The fact is that as a short man you can expect 8 out of 10 women to immediately dismiss you as a potential sexual partner at first sight, before you’ve had time to even so much as shout out a “Hey, pretty lady!” And chances are the remaining 2 out of 10 will only give you a couple of minutes to make your case before similarly blowing you off.
In my experience, women hate to hear this, because it makes their entire gender sound extremely shallow and superficial.
Whenever I’ve talked to female friends about this reality, the following conversation has inevitably occurred:
Me: Women don’t like dating short men.

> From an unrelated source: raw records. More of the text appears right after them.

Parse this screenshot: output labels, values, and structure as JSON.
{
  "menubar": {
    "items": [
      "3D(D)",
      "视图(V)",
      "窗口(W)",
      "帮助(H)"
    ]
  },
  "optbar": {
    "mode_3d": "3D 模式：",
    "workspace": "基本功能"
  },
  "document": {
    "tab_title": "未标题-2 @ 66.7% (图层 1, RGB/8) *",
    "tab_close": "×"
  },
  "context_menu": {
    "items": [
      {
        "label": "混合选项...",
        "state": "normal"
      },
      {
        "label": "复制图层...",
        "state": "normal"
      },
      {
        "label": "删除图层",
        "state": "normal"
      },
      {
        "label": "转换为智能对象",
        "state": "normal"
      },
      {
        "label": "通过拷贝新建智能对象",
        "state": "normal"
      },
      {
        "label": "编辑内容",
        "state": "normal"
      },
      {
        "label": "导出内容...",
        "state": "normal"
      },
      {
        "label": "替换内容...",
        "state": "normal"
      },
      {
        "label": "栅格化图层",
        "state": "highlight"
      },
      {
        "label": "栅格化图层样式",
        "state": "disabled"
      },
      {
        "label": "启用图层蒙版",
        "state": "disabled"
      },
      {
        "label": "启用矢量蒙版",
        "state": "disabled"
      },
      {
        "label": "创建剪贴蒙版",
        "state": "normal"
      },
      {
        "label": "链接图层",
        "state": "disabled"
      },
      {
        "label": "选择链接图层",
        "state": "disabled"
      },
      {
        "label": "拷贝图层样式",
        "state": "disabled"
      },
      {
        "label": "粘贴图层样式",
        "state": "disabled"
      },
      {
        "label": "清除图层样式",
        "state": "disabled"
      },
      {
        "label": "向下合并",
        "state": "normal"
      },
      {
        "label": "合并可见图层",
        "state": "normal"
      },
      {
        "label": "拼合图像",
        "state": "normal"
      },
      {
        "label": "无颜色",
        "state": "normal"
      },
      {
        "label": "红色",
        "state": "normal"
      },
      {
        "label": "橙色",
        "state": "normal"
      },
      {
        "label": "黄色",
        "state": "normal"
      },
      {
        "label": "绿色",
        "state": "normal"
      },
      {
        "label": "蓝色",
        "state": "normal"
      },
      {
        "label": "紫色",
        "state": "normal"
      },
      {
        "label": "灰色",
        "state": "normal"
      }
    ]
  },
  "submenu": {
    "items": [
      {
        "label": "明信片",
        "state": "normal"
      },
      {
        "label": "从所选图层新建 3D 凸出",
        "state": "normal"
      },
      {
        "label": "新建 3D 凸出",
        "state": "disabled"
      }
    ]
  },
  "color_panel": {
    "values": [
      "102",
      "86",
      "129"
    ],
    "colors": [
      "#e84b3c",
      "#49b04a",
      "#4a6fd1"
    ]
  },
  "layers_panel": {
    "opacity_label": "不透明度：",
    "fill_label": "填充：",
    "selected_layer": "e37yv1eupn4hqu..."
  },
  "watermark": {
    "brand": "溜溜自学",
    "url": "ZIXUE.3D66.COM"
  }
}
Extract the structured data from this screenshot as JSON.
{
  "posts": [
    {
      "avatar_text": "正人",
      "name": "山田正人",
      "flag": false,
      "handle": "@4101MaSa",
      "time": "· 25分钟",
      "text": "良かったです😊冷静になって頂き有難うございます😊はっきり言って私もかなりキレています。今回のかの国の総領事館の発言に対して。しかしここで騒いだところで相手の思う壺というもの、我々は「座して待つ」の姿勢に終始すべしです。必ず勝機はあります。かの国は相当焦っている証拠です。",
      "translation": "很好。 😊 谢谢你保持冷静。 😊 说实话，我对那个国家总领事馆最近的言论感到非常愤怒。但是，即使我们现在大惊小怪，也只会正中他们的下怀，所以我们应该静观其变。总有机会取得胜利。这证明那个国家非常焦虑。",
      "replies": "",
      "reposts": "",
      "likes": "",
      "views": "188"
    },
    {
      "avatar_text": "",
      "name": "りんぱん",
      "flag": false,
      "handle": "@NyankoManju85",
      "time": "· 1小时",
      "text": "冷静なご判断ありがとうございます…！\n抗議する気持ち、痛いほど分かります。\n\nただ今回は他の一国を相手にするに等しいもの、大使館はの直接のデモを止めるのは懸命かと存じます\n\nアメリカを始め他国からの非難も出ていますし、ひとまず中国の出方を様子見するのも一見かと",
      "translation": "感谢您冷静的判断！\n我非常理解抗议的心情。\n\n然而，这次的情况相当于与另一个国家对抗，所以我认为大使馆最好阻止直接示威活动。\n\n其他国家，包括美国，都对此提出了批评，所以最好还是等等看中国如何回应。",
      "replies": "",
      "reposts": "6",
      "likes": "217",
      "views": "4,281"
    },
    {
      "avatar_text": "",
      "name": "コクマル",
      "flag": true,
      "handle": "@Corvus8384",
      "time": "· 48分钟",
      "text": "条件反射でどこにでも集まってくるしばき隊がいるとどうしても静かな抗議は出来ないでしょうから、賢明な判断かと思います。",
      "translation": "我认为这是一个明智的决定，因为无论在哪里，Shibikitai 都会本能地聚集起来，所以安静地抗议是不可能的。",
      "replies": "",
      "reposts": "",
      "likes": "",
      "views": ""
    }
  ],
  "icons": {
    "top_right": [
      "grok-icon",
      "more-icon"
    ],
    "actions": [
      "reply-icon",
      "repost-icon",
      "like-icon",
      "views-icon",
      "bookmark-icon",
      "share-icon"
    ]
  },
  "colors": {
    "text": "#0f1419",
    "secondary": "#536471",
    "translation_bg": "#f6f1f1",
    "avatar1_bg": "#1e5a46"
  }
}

FF: That’s not true. I bet there are a lot of women out there who love short guys.
Me: Have you ever dated one?
Me: Would you?
FF: (Uncomfortable silence)
According to the mega-bestseller “Freakonomics,” short men are statistically less likely to receive any responses from their online dating profiles than any other demographic group. The fact that I’m averaging one a year on my OkCupid profile is actually me breaking the odds through the force of my tremendous personal charisma.
This is the transcript of a brief conversation I had with a female co-worker today. She was trying to help me remember a lawyer whose name sounded familiar, but whom I couldn't quite place. The conversation is illustrative of how height and gender intersect in ways which sometimes cause cognitive dissonance. And yes, this totally happened today in Real Life.
Me: What was her name again?
Co-Worker: Joanne. You just met her at The Firm Christmas Party, remember? Her "plus one" was that man with the Australian accent.
Me: Ummm? I think I sort of remember her (lie). She was our age, right?
Co-Worker: No. No. This is a much older lady.
Me: Huuum. Oh wait, I know now. Sort of a tall woman with silver hair?
Co-Worker: She had grey hair, but I wouldn't really call her tall.
Me: I mean, I guess she was about 5'9" or so, right?
Co-Worker: Yeah, I guess so. I guess that would be tall for you.
Me: (*paused with confusion*)
Me: What do you mean "for you"? You and I are the same height.
As I wrote recently in an article on the happiest person in America, taller people generally lead better lives than shorter people. How much better? Here are two charts showing the typical levels of well-being in 2010 for men of various heights, and then for women of various heights:
As you can see, there’s a pretty steady relationship between well-being and height for men. The taller men are, generally speaking, the happier they are. (Remember, as always, correlation is not causation.)
On the other hand, the connection between height and happiness is less predictable for women. Well-being levels for the very tallest women are higher than they are for the very shortest women, but well-being levels bounce around quite a lot in between, and actually seem to trend downward beyond a certain height.
I’ll let the sociobiologists among you out there theorize about why.
Again, we have more proof that heightism is a social construct based in Gender Norms. Clearly, the reason for the discrepancy between the male and female graphs comes from the fact that our society stigmatizes short males to a degree far beyond other height/gender combinations. Of course, one would have to assume that a greater amount of social discrimination would lesson ones score on the “Well-Being index” for the theory to work.